→ Activity:
Could you print out every entry, character for character?

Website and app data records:
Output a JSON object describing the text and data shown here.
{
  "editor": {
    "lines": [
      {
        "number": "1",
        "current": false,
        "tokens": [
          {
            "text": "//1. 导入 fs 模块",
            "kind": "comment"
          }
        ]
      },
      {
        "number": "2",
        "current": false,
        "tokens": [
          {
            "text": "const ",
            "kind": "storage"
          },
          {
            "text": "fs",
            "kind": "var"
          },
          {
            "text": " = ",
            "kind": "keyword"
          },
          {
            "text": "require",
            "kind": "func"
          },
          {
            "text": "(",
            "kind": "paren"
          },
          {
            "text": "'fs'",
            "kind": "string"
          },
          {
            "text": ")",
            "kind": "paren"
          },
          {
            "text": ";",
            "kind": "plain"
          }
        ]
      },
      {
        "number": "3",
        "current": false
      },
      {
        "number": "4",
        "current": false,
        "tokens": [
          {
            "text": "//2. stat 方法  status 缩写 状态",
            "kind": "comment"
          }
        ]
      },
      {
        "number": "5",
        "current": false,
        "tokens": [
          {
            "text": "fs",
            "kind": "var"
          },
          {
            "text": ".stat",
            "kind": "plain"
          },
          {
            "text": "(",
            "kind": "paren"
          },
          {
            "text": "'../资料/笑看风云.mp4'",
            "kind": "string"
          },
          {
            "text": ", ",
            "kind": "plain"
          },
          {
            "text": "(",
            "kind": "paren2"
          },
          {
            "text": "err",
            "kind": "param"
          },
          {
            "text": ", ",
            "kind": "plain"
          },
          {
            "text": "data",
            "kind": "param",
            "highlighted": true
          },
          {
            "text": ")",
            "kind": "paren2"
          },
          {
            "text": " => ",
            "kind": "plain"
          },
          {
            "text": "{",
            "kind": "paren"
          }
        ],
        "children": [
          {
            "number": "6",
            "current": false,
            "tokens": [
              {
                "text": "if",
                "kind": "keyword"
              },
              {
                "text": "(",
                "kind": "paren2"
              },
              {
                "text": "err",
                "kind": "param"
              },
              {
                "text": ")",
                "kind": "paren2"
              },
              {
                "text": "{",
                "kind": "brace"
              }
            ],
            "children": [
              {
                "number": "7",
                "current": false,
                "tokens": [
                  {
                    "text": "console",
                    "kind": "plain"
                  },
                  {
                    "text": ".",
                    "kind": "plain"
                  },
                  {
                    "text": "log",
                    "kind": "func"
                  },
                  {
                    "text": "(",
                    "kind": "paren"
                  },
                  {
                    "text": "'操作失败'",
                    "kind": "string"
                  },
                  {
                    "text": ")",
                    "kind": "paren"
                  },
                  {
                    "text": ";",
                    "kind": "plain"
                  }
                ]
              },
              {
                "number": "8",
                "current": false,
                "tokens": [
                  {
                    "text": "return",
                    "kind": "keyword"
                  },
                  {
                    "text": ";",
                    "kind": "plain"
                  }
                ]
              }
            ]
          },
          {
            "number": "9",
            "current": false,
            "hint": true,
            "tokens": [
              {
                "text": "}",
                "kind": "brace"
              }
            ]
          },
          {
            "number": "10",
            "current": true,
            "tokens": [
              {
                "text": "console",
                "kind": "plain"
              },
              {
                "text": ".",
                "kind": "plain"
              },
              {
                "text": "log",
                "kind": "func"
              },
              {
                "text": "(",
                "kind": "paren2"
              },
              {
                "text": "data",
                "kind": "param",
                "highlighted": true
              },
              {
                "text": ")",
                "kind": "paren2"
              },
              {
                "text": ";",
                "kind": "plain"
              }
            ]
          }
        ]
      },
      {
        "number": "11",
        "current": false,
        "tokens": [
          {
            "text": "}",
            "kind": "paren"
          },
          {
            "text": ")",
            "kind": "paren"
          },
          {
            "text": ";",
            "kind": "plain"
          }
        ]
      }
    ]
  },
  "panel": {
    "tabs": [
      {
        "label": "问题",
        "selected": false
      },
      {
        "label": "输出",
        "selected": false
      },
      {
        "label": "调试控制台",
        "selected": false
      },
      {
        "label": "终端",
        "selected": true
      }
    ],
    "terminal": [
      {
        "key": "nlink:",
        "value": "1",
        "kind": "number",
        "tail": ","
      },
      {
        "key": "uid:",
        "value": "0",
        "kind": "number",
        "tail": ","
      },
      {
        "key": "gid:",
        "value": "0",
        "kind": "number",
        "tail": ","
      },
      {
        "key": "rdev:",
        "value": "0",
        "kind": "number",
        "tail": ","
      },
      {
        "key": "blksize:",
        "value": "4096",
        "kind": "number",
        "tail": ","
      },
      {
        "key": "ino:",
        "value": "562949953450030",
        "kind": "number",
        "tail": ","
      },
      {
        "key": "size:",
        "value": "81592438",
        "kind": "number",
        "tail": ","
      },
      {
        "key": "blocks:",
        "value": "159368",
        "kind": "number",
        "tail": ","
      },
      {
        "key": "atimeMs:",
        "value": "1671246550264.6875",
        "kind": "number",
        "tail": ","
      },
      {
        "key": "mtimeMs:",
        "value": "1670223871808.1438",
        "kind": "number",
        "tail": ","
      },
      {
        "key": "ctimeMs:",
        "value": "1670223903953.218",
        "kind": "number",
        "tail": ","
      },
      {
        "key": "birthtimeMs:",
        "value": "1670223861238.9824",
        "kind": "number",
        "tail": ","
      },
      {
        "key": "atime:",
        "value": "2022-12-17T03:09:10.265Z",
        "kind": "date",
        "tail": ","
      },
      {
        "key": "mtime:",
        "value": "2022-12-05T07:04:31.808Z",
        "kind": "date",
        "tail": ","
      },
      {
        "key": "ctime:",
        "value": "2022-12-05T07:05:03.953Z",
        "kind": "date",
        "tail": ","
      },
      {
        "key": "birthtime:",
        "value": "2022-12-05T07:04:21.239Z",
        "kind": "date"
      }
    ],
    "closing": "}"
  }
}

→ Answer for this exercise:
Output a JSON object describing the text and data shown here.
{
  "editor": {
    "lines": [
      {
        "number": "1",
        "current": false,
        "tokens": [
          {
            "text": "//1. 导入 fs 模块",
            "kind": "comment"
          }
        ]
      },
      {
        "number": "2",
        "current": false,
        "tokens": [
          {
            "text": "const ",
            "kind": "storage"
          },
          {
            "text": "fs",
            "kind": "var"
          },
          {
            "text": " = ",
            "kind": "keyword"
          },
          {
            "text": "require",
            "kind": "func"
          },
          {
            "text": "(",
            "kind": "paren"
          },
          {
            "text": "'fs'",
            "kind": "string"
          },
          {
            "text": ")",
            "kind": "paren"
          },
          {
            "text": ";",
            "kind": "plain"
          }
        ]
      },
      {
        "number": "3",
        "current": false
      },
      {
        "number": "4",
        "current": false,
        "tokens": [
          {
            "text": "//2. stat 方法  status 缩写 状态",
            "kind": "comment"
          }
        ]
      },
      {
        "number": "5",
        "current": false,
        "tokens": [
          {
            "text": "fs",
            "kind": "var"
          },
          {
            "text": ".stat",
            "kind": "plain"
          },
          {
            "text": "(",
            "kind": "paren"
          },
          {
            "text": "'../资料/笑看风云.mp4'",
            "kind": "string"
          },
          {
            "text": ", ",
            "kind": "plain"
          },
          {
            "text": "(",
            "kind": "paren2"
          },
          {
            "text": "err",
            "kind": "param"
          },
          {
            "text": ", ",
            "kind": "plain"
          },
          {
            "text": "data",
            "kind": "param",
            "highlighted": true
          },
          {
            "text": ")",
            "kind": "paren2"
          },
          {
            "text": " => ",
            "kind": "plain"
          },
          {
            "text": "{",
            "kind": "paren"
          }
        ],
        "children": [
          {
            "number": "6",
            "current": false,
            "tokens": [
              {
                "text": "if",
                "kind": "keyword"
              },
              {
                "text": "(",
                "kind": "paren2"
              },
              {
                "text": "err",
                "kind": "param"
              },
              {
                "text": ")",
                "kind": "paren2"
              },
              {
                "text": "{",
                "kind": "brace"
              }
            ],
            "children": [
              {
                "number": "7",
                "current": false,
                "tokens": [
                  {
                    "text": "console",
                    "kind": "plain"
                  },
                  {
                    "text": ".",
                    "kind": "plain"
                  },
                  {
                    "text": "log",
                    "kind": "func"
                  },
                  {
                    "text": "(",
                    "kind": "paren"
                  },
                  {
                    "text": "'操作失败'",
                    "kind": "string"
                  },
                  {
                    "text": ")",
                    "kind": "paren"
                  },
                  {
                    "text": ";",
                    "kind": "plain"
                  }
                ]
              },
              {
                "number": "8",
                "current": false,
                "tokens": [
                  {
                    "text": "return",
                    "kind": "keyword"
                  },
                  {
                    "text": ";",
                    "kind": "plain"
                  }
                ]
              }
            ]
          },
          {
            "number": "9",
            "current": false,
            "hint": true,
            "tokens": [
              {
                "text": "}",
                "kind": "brace"
              }
            ]
          },
          {
            "number": "10",
            "current": true,
            "tokens": [
              {
                "text": "console",
                "kind": "plain"
              },
              {
                "text": ".",
                "kind": "plain"
              },
              {
                "text": "log",
                "kind": "func"
              },
              {
                "text": "(",
                "kind": "paren2"
              },
              {
                "text": "data",
                "kind": "param",
                "highlighted": true
              },
              {
                "text": ")",
                "kind": "paren2"
              },
              {
                "text": ";",
                "kind": "plain"
              }
            ]
          }
        ]
      },
      {
        "number": "11",
        "current": false,
        "tokens": [
          {
            "text": "}",
            "kind": "paren"
          },
          {
            "text": ")",
            "kind": "paren"
          },
          {
            "text": ";",
            "kind": "plain"
          }
        ]
      }
    ]
  },
  "panel": {
    "tabs": [
      {
        "label": "问题",
        "selected": false
      },
      {
        "label": "输出",
        "selected": false
      },
      {
        "label": "调试控制台",
        "selected": false
      },
      {
        "label": "终端",
        "selected": true
      }
    ],
    "terminal": [
      {
        "key": "nlink:",
        "value": "1",
        "kind": "number",
        "tail": ","
      },
      {
        "key": "uid:",
        "value": "0",
        "kind": "number",
        "tail": ","
      },
      {
        "key": "gid:",
        "value": "0",
        "kind": "number",
        "tail": ","
      },
      {
        "key": "rdev:",
        "value": "0",
        "kind": "number",
        "tail": ","
      },
      {
        "key": "blksize:",
        "value": "4096",
        "kind": "number",
        "tail": ","
      },
      {
        "key": "ino:",
        "value": "562949953450030",
        "kind": "number",
        "tail": ","
      },
      {
        "key": "size:",
        "value": "81592438",
        "kind": "number",
        "tail": ","
      },
      {
        "key": "blocks:",
        "value": "159368",
        "kind": "number",
        "tail": ","
      },
      {
        "key": "atimeMs:",
        "value": "1671246550264.6875",
        "kind": "number",
        "tail": ","
      },
      {
        "key": "mtimeMs:",
        "value": "1670223871808.1438",
        "kind": "number",
        "tail": ","
      },
      {
        "key": "ctimeMs:",
        "value": "1670223903953.218",
        "kind": "number",
        "tail": ","
      },
      {
        "key": "birthtimeMs:",
        "value": "1670223861238.9824",
        "kind": "number",
        "tail": ","
      },
      {
        "key": "atime:",
        "value": "2022-12-17T03:09:10.265Z",
        "kind": "date",
        "tail": ","
      },
      {
        "key": "mtime:",
        "value": "2022-12-05T07:04:31.808Z",
        "kind": "date",
        "tail": ","
      },
      {
        "key": "ctime:",
        "value": "2022-12-05T07:05:03.953Z",
        "kind": "date",
        "tail": ","
      },
      {
        "key": "birthtime:",
        "value": "2022-12-05T07:04:21.239Z",
        "kind": "date"
      }
    ],
    "closing": "}"
  }
}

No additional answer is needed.